» EXERCISE INSTRUCTIONS
Lines below that include the word "Great" should each be copied.

» STORED DATA
::::::

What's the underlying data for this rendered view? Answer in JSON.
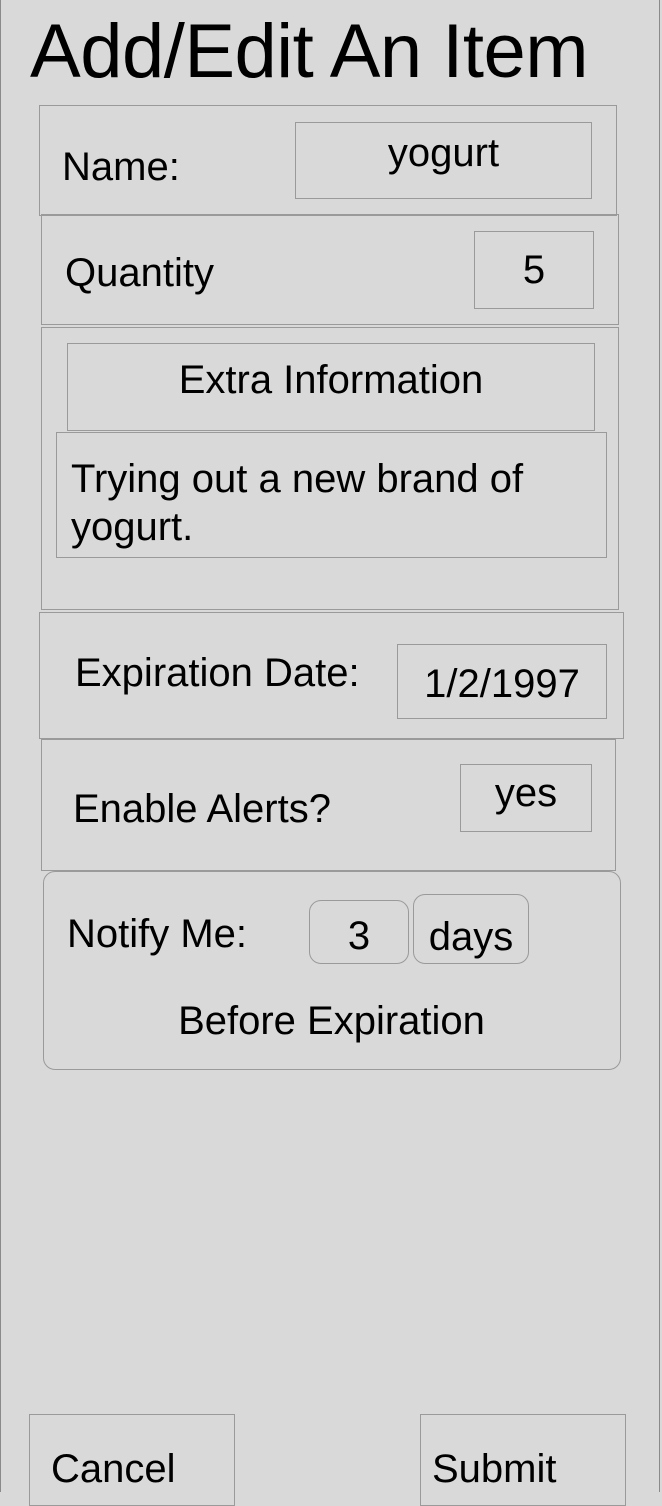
{
  "title": "Add/Edit An Item",
  "name": {
    "label": "Name:",
    "value": "yogurt"
  },
  "quantity": {
    "label": "Quantity",
    "value": "5"
  },
  "extra_info": {
    "header": "Extra Information",
    "text": "Trying out a new brand of yogurt."
  },
  "expiration": {
    "label": "Expiration Date:",
    "value": "1/2/1997"
  },
  "alerts": {
    "label": "Enable Alerts?",
    "value": "yes"
  },
  "notify": {
    "label": "Notify Me:",
    "amount": "3",
    "unit": "days",
    "suffix": "Before Expiration"
  },
  "buttons": {
    "cancel": "Cancel",
    "submit": "Submit"
  }
}
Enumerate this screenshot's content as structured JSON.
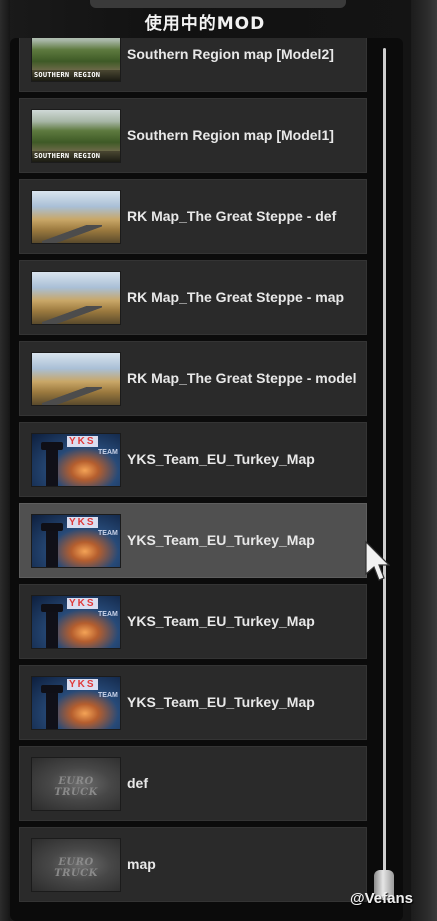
{
  "header": {
    "title": "使用中的MOD"
  },
  "mods": [
    {
      "label": "Southern Region map [Model2]",
      "thumb_type": "southern",
      "thumb_caption": "SOUTHERN REGION"
    },
    {
      "label": "Southern Region map [Model1]",
      "thumb_type": "southern",
      "thumb_caption": "SOUTHERN REGION"
    },
    {
      "label": "RK Map_The Great Steppe - def",
      "thumb_type": "steppe"
    },
    {
      "label": "RK Map_The Great Steppe - map",
      "thumb_type": "steppe"
    },
    {
      "label": "RK Map_The Great Steppe - model",
      "thumb_type": "steppe"
    },
    {
      "label": "YKS_Team_EU_Turkey_Map",
      "thumb_type": "yks",
      "thumb_logo": "YKS",
      "thumb_sub": "TEAM"
    },
    {
      "label": "YKS_Team_EU_Turkey_Map",
      "thumb_type": "yks",
      "thumb_logo": "YKS",
      "thumb_sub": "TEAM",
      "hovered": true
    },
    {
      "label": "YKS_Team_EU_Turkey_Map",
      "thumb_type": "yks",
      "thumb_logo": "YKS",
      "thumb_sub": "TEAM"
    },
    {
      "label": "YKS_Team_EU_Turkey_Map",
      "thumb_type": "yks",
      "thumb_logo": "YKS",
      "thumb_sub": "TEAM"
    },
    {
      "label": "def",
      "thumb_type": "ets",
      "thumb_caption": "EURO TRUCK"
    },
    {
      "label": "map",
      "thumb_type": "ets",
      "thumb_caption": "EURO TRUCK"
    }
  ],
  "watermark": "@Vefans",
  "icons": {
    "cursor": "mouse-pointer-icon"
  }
}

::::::

» RESULT FOR THIS EXERCISE
      "label": "RK Map_The Great Steppe - def",
      "label": "RK Map_The Great Steppe - map",
      "label": "RK Map_The Great Steppe - model",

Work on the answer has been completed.